*REQUIRED ACTION*
Report each line of the data that has "JSON" somewhere in it.

*DATA RECORDS*
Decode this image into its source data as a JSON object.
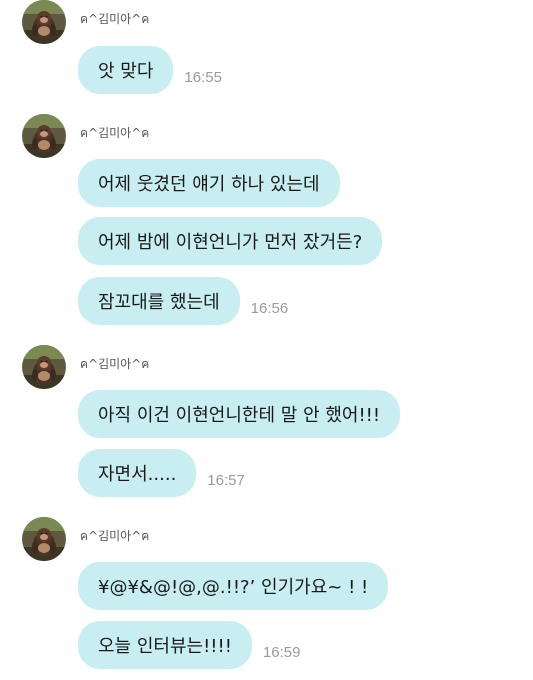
{
  "colors": {
    "bubble": "#c8eef2",
    "bubble_text": "#1a1a1a",
    "time_text": "#9a9a9a",
    "sender_text": "#555555",
    "background": "#ffffff"
  },
  "groups": [
    {
      "sender": "ค^김미아^ค",
      "avatar_icon": "monkey-avatar-icon",
      "messages": [
        {
          "text": "앗 맞다",
          "time": "16:55"
        }
      ]
    },
    {
      "sender": "ค^김미아^ค",
      "avatar_icon": "monkey-avatar-icon",
      "messages": [
        {
          "text": "어제 웃겼던 얘기 하나 있는데",
          "time": ""
        },
        {
          "text": "어제 밤에 이현언니가 먼저 잤거든?",
          "time": ""
        },
        {
          "text": "잠꼬대를 했는데",
          "time": "16:56"
        }
      ]
    },
    {
      "sender": "ค^김미아^ค",
      "avatar_icon": "monkey-avatar-icon",
      "messages": [
        {
          "text": "아직 이건 이현언니한테 말 안 했어!!!",
          "time": ""
        },
        {
          "text": "자면서.....",
          "time": "16:57"
        }
      ]
    },
    {
      "sender": "ค^김미아^ค",
      "avatar_icon": "monkey-avatar-icon",
      "messages": [
        {
          "text": "¥@¥&@!@,@.!!?’ 인기가요~ ! !",
          "time": ""
        },
        {
          "text": "오늘 인터뷰는!!!!",
          "time": "16:59"
        }
      ]
    }
  ]
}
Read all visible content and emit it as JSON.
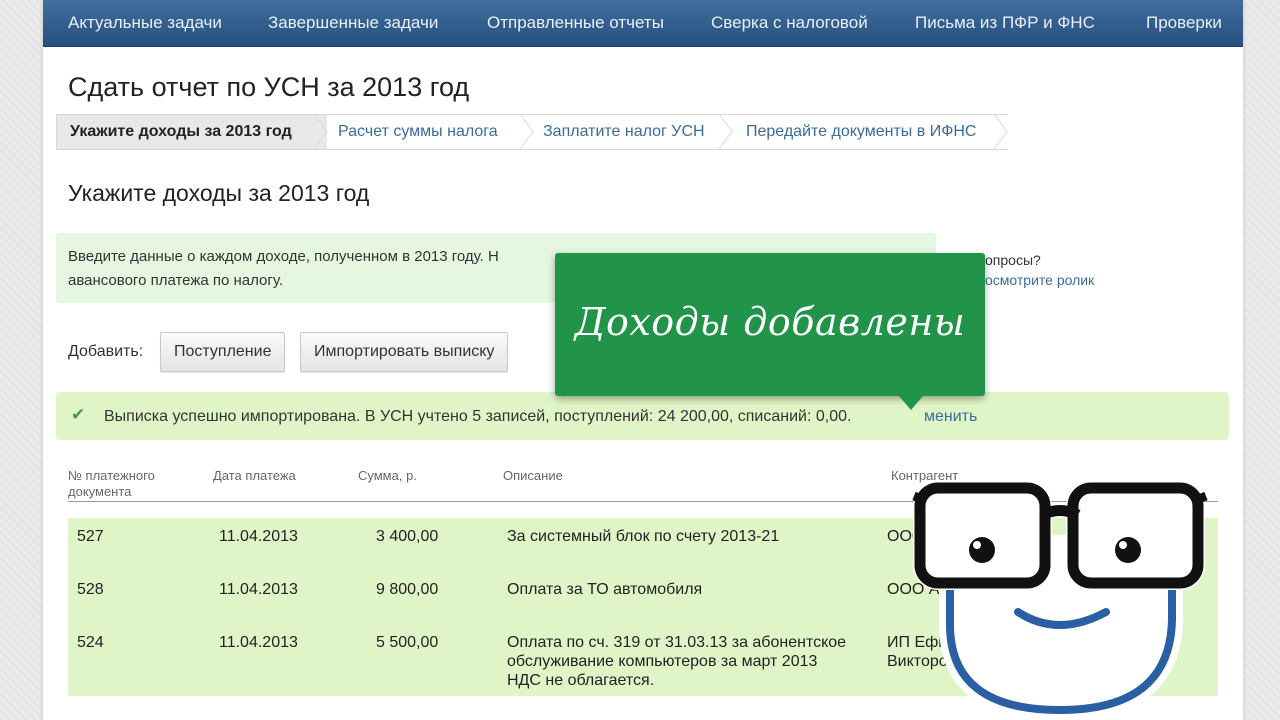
{
  "nav": {
    "items": [
      "Актуальные задачи",
      "Завершенные задачи",
      "Отправленные отчеты",
      "Сверка с налоговой",
      "Письма из ПФР и ФНС",
      "Проверки"
    ]
  },
  "page_title": "Сдать отчет по УСН за 2013 год",
  "steps": [
    "Укажите доходы за 2013 год",
    "Расчет суммы налога",
    "Заплатите налог УСН",
    "Передайте документы в ИФНС"
  ],
  "section_title": "Укажите доходы за 2013 год",
  "info": {
    "line1": "Введите данные о каждом доходе, полученном в 2013 году. Н",
    "line2": "авансового платежа по налогу."
  },
  "help": {
    "question": "опросы?",
    "video_link": "осмотрите ролик"
  },
  "add": {
    "label": "Добавить:",
    "income_button": "Поступление",
    "import_button": "Импортировать выписку"
  },
  "success": {
    "message": "Выписка успешно импортирована. В УСН учтено 5 записей, поступлений: 24 200,00, списаний: 0,00.",
    "link": "менить"
  },
  "table": {
    "headers": {
      "doc_no_1": "№ платежного",
      "doc_no_2": "документа",
      "date": "Дата платежа",
      "sum": "Сумма, р.",
      "description": "Описание",
      "counterparty": "Контрагент"
    },
    "rows": [
      {
        "doc": "527",
        "date": "11.04.2013",
        "sum": "3 400,00",
        "desc1": "За системный блок по счету 2013-21",
        "desc2": "",
        "desc3": "",
        "cp1": "ООО",
        "cp2": ""
      },
      {
        "doc": "528",
        "date": "11.04.2013",
        "sum": "9 800,00",
        "desc1": "Оплата за ТО автомобиля",
        "desc2": "",
        "desc3": "",
        "cp1": "ООО Ав",
        "cp2": ""
      },
      {
        "doc": "524",
        "date": "11.04.2013",
        "sum": "5 500,00",
        "desc1": "Оплата по сч. 319 от 31.03.13 за абонентское",
        "desc2": "обслуживание компьютеров за март 2013",
        "desc3": "НДС не облагается.",
        "cp1": "ИП Ефиме",
        "cp2": "Викторович"
      }
    ]
  },
  "tooltip_text": "Доходы добавлены",
  "colors": {
    "nav_bg": "#2d5a8a",
    "tooltip": "#21944a",
    "success_bg": "#e0f5c7",
    "info_bg": "#e6f7e1",
    "link": "#3a6c9c"
  }
}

*ANSWER TO THE EXERCISE*
Decode this image into its source data as a JSON object.
Read all visible content and emit it as JSON.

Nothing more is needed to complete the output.